French cuisine emphasises the use of fresh ingredients and this left the French in Pondicherry with no choice but to source locally and improvise. The locals were taught to painstakingly prepare spices and condiments, mix them perfectly, and use it in precise measures so that it would enhance the flavour of the basic ingredient and not overpower it.
“What is distinctive about the Indo-French cuisine is that though they use the same Indian spices like cardamom and chillies used in Tamil cooking, the portions are minimal. It is important to retain the taste of the basic ingredient, be it meat or vegetables. For instance, we do not use coconut paste, instead we use coconut milk. Tamarind is used sparingly, while lemon juice is used a lot”, says Lourdes. Pondicherry cuisine also has traces of its earlier conquerors, the Mughals and Portuguese. It has borrowed bits from Malaysian food as well. So they have dishes like pilav, biryani, kurma and Malaya patchaiy curry (Malaysian chicken curry).
Dig out secrets
After retiring from her teaching job at the French college in Pondicherry in 2006, Lourdes set out to work on The Pondicherry Kitchen by visiting old families and speaking to 90-year-olds. “There were many dishes which even I had never heard of. Many of them were written on manuscripts which were just crude scrolls; they had strange short forms. Some were written in the ’20s, some even older. I wasn’t allowed to photocopy them or borrow them. The toughest part was to convert ancient measures like ‘rath’, ‘ser’ and so on into matric measures,” she says. Her book, written in French, came out five years later in 2010, with 2,500 copies. “Our English-speaking friends asked me for an English translation, and that’s how I wrote The Pondicherry Kitchen”, she says.

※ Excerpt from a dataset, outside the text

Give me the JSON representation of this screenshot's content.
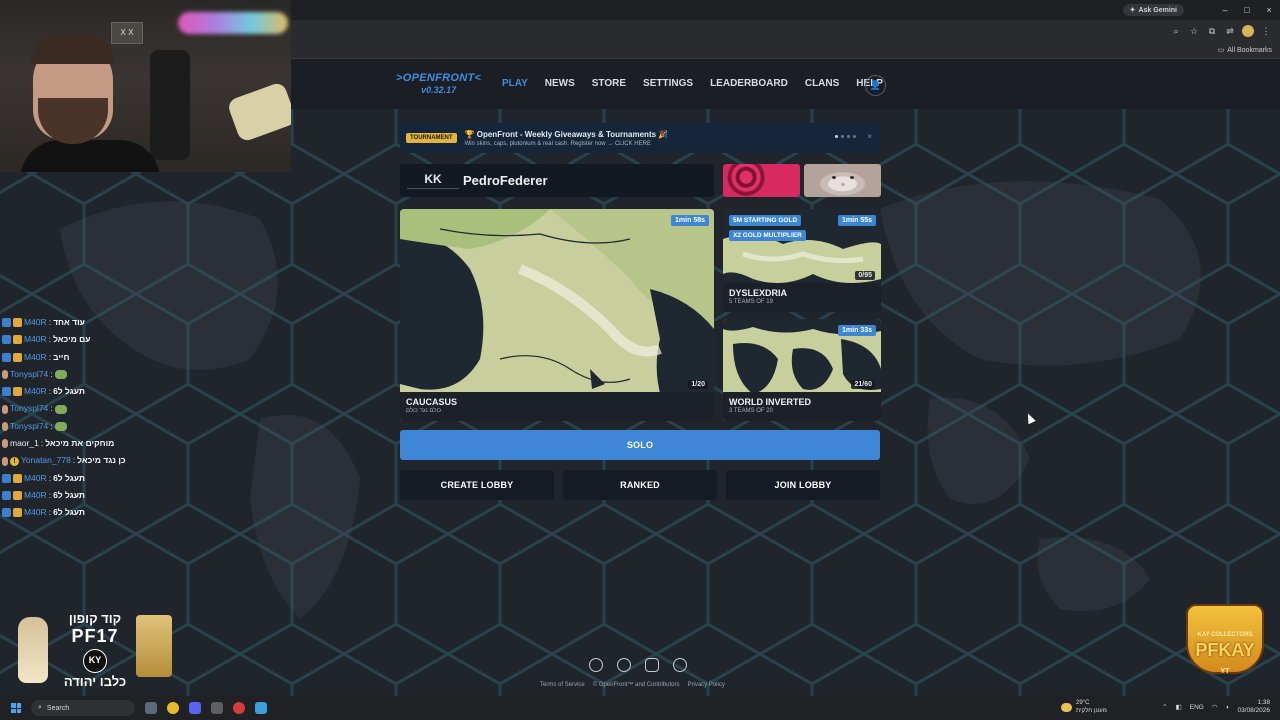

The article was first published in the English daily DNA. Photo credits Wikimedia Commons
First Published: March 15, 2013 at 4:18 PM